PROBLEM DESCRIPTION
Please return all of the records verbatim, with the pictures omitted.

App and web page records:
⁂
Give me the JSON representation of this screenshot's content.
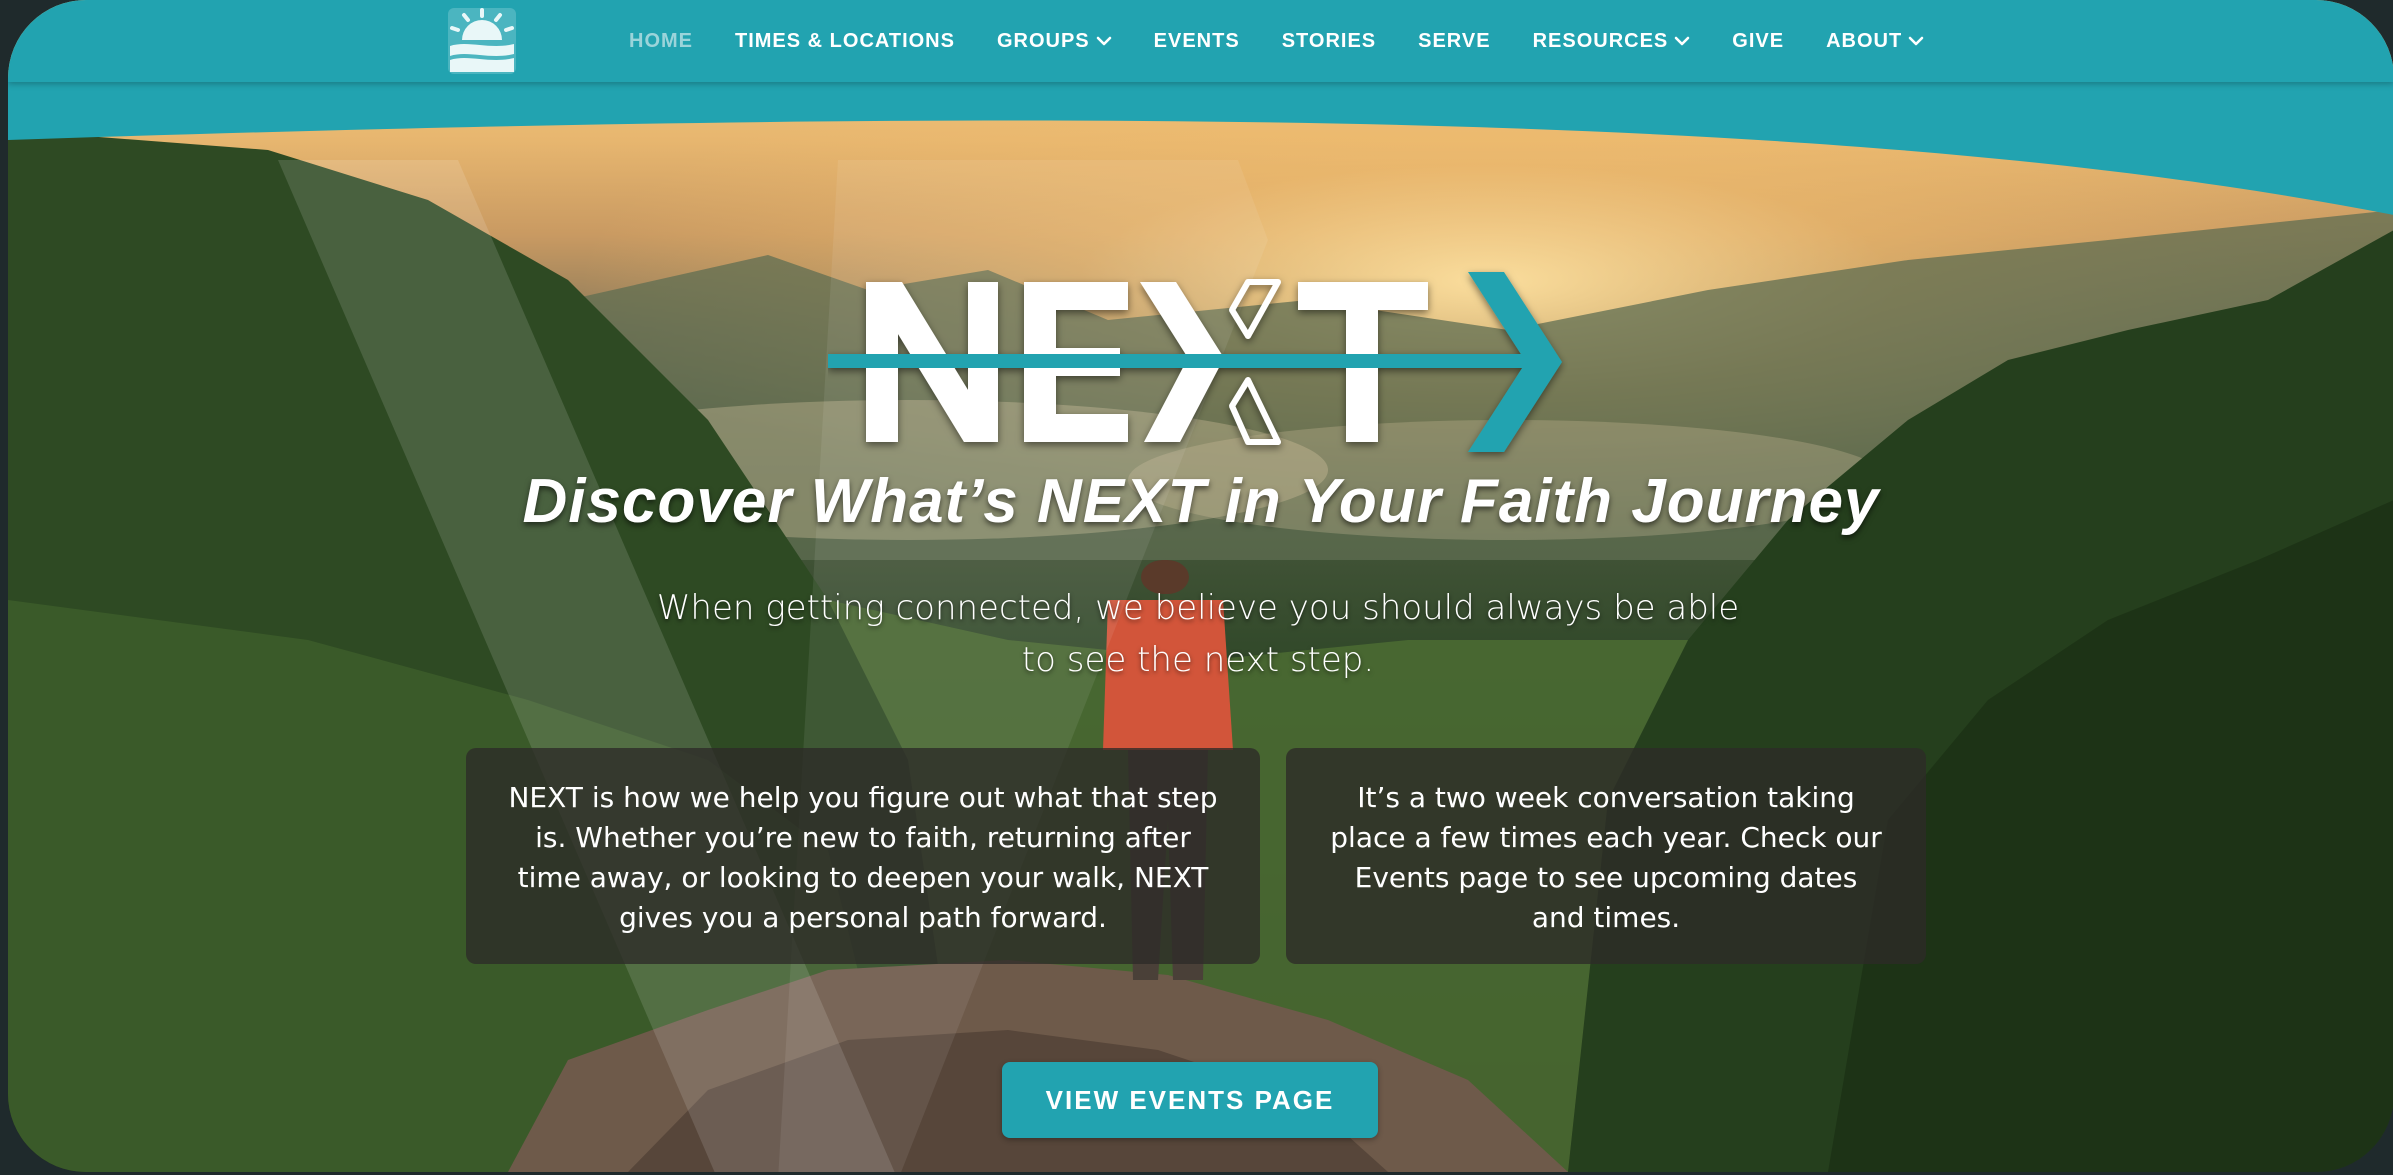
{
  "nav": {
    "items": [
      {
        "label": "HOME",
        "active": true,
        "dropdown": false
      },
      {
        "label": "TIMES & LOCATIONS",
        "active": false,
        "dropdown": false
      },
      {
        "label": "GROUPS",
        "active": false,
        "dropdown": true
      },
      {
        "label": "EVENTS",
        "active": false,
        "dropdown": false
      },
      {
        "label": "STORIES",
        "active": false,
        "dropdown": false
      },
      {
        "label": "SERVE",
        "active": false,
        "dropdown": false
      },
      {
        "label": "RESOURCES",
        "active": false,
        "dropdown": true
      },
      {
        "label": "GIVE",
        "active": false,
        "dropdown": false
      },
      {
        "label": "ABOUT",
        "active": false,
        "dropdown": true
      }
    ]
  },
  "hero": {
    "logo_text": "NEXT",
    "tagline": "Discover What’s NEXT in Your Faith Journey",
    "intro": "When getting connected, we believe you should always be able to see the next step.",
    "card_left": "NEXT is how we help you figure out what that step is. Whether you’re new to faith, returning after time away, or looking to deepen your walk, NEXT gives you a personal path forward.",
    "card_right": "It’s a two week conversation taking place a few times each year. Check our Events page to see upcoming dates and times.",
    "cta_label": "VIEW EVENTS PAGE"
  },
  "icons": {
    "site_logo": "sunrise-hills-logo-icon",
    "dropdown": "chevron-down-icon"
  },
  "colors": {
    "brand_teal": "#22a3b0",
    "nav_active": "#9bd4da",
    "card_bg": "#2d2a28"
  }
}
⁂
RESULT OF THIS EXERCISE
Give me the JSON representation of this screenshot's content.
{
  "nav": {
    "items": [
      {
        "label": "HOME",
        "active": true,
        "dropdown": false
      },
      {
        "label": "TIMES & LOCATIONS",
        "active": false,
        "dropdown": false
      },
      {
        "label": "GROUPS",
        "active": false,
        "dropdown": true
      },
      {
        "label": "EVENTS",
        "active": false,
        "dropdown": false
      },
      {
        "label": "STORIES",
        "active": false,
        "dropdown": false
      },
      {
        "label": "SERVE",
        "active": false,
        "dropdown": false
      },
      {
        "label": "RESOURCES",
        "active": false,
        "dropdown": true
      },
      {
        "label": "GIVE",
        "active": false,
        "dropdown": false
      },
      {
        "label": "ABOUT",
        "active": false,
        "dropdown": true
      }
    ]
  },
  "hero": {
    "logo_text": "NEXT",
    "tagline": "Discover What’s NEXT in Your Faith Journey",
    "intro": "When getting connected, we believe you should always be able to see the next step.",
    "card_left": "NEXT is how we help you figure out what that step is. Whether you’re new to faith, returning after time away, or looking to deepen your walk, NEXT gives you a personal path forward.",
    "card_right": "It’s a two week conversation taking place a few times each year. Check our Events page to see upcoming dates and times.",
    "cta_label": "VIEW EVENTS PAGE"
  },
  "icons": {
    "site_logo": "sunrise-hills-logo-icon",
    "dropdown": "chevron-down-icon"
  },
  "colors": {
    "brand_teal": "#22a3b0",
    "nav_active": "#9bd4da",
    "card_bg": "#2d2a28"
  }
}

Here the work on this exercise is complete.